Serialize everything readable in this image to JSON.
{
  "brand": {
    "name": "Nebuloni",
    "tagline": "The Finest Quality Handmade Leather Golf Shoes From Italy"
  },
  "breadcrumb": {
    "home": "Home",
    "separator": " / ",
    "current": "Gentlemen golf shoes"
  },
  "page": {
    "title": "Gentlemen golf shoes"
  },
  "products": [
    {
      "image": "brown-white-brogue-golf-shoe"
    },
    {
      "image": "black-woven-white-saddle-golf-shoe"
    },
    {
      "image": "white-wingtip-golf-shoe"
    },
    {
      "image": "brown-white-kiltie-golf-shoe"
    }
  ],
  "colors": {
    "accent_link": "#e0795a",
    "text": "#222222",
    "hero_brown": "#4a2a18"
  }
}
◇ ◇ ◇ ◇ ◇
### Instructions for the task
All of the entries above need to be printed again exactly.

### Output of the exercise
Serialize everything readable in this image to JSON.
{
  "brand": {
    "name": "Nebuloni",
    "tagline": "The Finest Quality Handmade Leather Golf Shoes From Italy"
  },
  "breadcrumb": {
    "home": "Home",
    "separator": " / ",
    "current": "Gentlemen golf shoes"
  },
  "page": {
    "title": "Gentlemen golf shoes"
  },
  "products": [
    {
      "image": "brown-white-brogue-golf-shoe"
    },
    {
      "image": "black-woven-white-saddle-golf-shoe"
    },
    {
      "image": "white-wingtip-golf-shoe"
    },
    {
      "image": "brown-white-kiltie-golf-shoe"
    }
  ],
  "colors": {
    "accent_link": "#e0795a",
    "text": "#222222",
    "hero_brown": "#4a2a18"
  }
}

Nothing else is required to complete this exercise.